Sacred Traditions and the Arts is one of the Research Forum’s consistently exciting ventures, organised jointly with King’s College London to create a dialogue between art history and theology. Glenn Sujo (G. F. Watts Associate Artist) warned us that his paper might be rather more sombre than Grayson Perry’s Reith Lecture that had aired that morning on Radio 4. But in some ways this whole seminar addressed some similar modern anxieties about art, not least the thorny matter of beauty.
Glenn’s lecture “The Image of atrocity is never innocent: the aporiai of the visual” was about the art produced, often covertly, during and in the immediate aftermath of the unspeakable horrors of the Shoah. To what extent do these “products of the imagination” adequately represent the horrific experience? His analysis of these aporiai concerned their subjects. A sketched view of a window spoke of confinement, and the seemingly simple subject of Jews transporting sewage carried an underlying message of the resilient struggle to maintain civilisation and sanitation in the ghetto. While there was not a complete disregard of treatment; sombre colours and jagged lines were considered, it was “Draw what you see” that almost became his keynote, and that these works embodied experience.
Tim Gorringe (University of Exeter) had written his lecture as a direct response to Glenn’s address. He began by stating that the “classical” view of beauty: harmony and proportion, as embodied in the art of Ancient Athens through Aquinas to Kant, when applied to religion, fails. It produces “high-grade kitsch” such as the Sistine Madonna, certainly an interesting definition of Raphael’s Roman masterpiece. For Tim, Grunewald’s Isenheim Altarpiece, through its choices in form and style addressed theological truth with greater success: the outrage at the suffering in the world. Bacon’s Three Figures at the Base of a Crucifixion achieves much the same: its initial exhibition leaving Kenneth Clark only able to remark “what an extraordinary world we live in”. For Steiner, true Tragedy in the arts required a metaphysical overlord, removed in the modern era by a secular, rational worldview. But Tim tried to show that a painter within the secular age could still articulate profound tragedy through a “silent scream” at the injustice of existence.

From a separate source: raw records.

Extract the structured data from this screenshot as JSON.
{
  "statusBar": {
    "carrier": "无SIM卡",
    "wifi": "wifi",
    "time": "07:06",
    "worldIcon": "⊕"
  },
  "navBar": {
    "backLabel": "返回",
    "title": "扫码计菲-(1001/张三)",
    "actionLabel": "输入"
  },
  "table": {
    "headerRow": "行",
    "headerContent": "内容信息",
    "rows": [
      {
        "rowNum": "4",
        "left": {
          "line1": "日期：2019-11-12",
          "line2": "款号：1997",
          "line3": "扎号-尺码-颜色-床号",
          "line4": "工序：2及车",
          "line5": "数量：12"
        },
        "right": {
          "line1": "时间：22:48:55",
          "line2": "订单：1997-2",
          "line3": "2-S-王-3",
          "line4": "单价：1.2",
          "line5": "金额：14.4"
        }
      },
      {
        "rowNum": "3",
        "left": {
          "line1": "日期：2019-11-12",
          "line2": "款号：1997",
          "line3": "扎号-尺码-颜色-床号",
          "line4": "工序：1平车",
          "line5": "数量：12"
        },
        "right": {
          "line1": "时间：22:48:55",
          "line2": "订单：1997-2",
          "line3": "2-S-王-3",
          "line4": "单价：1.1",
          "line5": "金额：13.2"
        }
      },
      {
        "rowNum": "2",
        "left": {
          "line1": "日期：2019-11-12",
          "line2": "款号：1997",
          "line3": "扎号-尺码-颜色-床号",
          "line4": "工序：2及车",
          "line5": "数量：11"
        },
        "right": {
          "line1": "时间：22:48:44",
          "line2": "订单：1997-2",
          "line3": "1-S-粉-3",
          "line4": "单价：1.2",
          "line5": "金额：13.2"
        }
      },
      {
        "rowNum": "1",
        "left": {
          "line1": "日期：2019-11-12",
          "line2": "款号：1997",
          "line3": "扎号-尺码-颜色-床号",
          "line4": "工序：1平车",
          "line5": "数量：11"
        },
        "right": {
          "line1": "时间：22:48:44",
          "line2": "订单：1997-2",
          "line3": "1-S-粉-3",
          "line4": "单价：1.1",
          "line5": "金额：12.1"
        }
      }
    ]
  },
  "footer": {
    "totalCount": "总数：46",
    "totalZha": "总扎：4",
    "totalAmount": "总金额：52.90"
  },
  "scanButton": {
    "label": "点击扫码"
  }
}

This series always places a great emphasis on encouraging discussion afterwards. Showing a commendable willingness to disagree, a difference emerged between the two speakers of the status of a work of art made in the wake of tragedy as an object of knowledge. Is its ultimate value as a work of truth as a document of experience, or as an ineffable, theological statement akin to Job’s questioning of the injustice wreaked upon him? Keats’ aphorism of “beauty is truth, truth beauty” is often maligned as a bit of a cop-out, and indeed it is not all we need to know. But it is a starting point. We all have our own truths, artist, viewer and art historian, and many were expressed in this highly rewarding evening.